Data records for software interfaces

....

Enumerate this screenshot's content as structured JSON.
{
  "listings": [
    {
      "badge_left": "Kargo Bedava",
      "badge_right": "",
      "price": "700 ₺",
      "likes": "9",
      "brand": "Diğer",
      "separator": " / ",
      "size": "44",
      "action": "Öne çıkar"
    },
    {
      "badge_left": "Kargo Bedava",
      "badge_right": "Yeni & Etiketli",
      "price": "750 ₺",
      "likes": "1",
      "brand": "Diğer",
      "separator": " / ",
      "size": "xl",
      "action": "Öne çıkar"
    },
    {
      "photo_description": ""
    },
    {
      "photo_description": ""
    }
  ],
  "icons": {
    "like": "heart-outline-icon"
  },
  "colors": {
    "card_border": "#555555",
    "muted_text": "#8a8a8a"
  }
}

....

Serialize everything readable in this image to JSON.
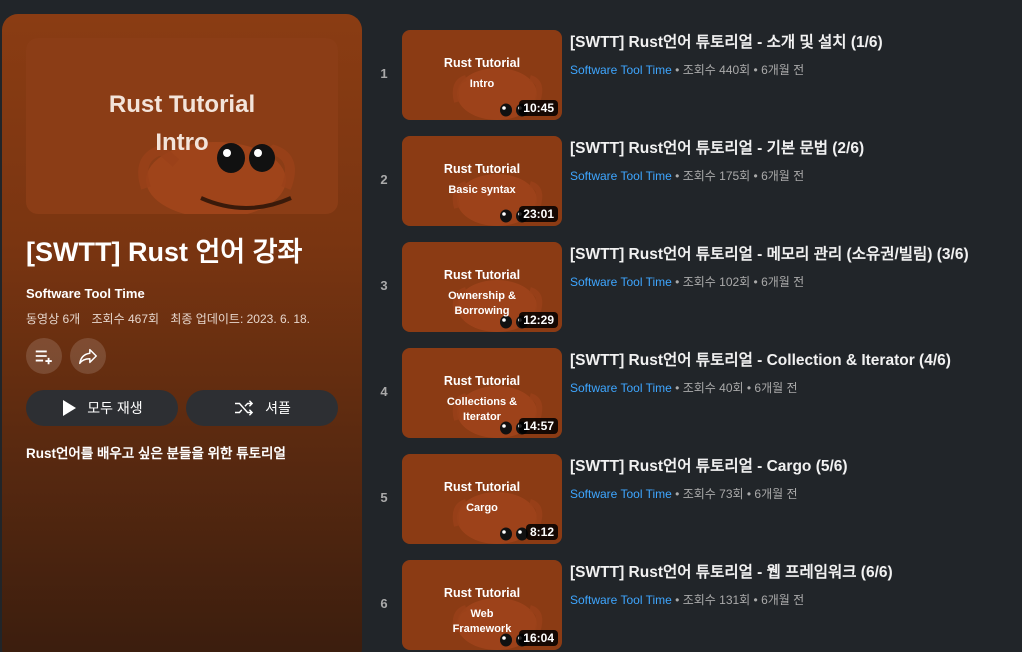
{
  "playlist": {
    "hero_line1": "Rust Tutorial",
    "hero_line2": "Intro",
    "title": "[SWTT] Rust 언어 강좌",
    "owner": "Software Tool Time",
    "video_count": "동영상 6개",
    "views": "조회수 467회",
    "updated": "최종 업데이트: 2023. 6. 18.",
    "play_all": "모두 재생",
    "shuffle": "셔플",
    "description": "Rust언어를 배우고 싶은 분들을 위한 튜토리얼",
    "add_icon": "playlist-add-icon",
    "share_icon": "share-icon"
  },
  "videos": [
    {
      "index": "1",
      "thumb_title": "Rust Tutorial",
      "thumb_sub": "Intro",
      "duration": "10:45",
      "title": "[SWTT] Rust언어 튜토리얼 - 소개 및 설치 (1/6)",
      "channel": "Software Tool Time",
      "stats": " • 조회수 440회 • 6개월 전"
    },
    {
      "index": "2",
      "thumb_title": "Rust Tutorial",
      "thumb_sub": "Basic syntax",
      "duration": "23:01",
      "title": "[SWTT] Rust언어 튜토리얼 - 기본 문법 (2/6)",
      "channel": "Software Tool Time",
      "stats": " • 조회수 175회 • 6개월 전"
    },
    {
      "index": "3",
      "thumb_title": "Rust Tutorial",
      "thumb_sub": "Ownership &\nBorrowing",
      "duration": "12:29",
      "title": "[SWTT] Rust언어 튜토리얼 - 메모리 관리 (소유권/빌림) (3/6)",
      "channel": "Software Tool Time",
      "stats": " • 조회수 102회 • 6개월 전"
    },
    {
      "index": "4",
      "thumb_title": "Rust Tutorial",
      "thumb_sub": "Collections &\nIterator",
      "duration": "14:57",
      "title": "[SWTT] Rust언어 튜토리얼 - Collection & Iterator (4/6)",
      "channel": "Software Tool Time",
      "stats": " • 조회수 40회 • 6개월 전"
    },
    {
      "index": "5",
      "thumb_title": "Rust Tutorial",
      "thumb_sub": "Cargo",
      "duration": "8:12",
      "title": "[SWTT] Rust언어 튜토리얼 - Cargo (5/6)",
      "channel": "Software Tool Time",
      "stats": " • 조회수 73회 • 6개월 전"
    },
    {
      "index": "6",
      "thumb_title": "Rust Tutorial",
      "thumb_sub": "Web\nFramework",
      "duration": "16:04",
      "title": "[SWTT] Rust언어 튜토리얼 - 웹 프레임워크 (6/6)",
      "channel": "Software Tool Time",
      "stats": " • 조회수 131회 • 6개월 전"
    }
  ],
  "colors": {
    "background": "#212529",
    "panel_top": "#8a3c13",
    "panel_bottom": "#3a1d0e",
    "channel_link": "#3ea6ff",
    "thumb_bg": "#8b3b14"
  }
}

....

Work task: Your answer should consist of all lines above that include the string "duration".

Expected answer:
      "duration": "10:45",
      "duration": "23:01",
      "duration": "12:29",
      "duration": "14:57",
      "duration": "8:12",
      "duration": "16:04",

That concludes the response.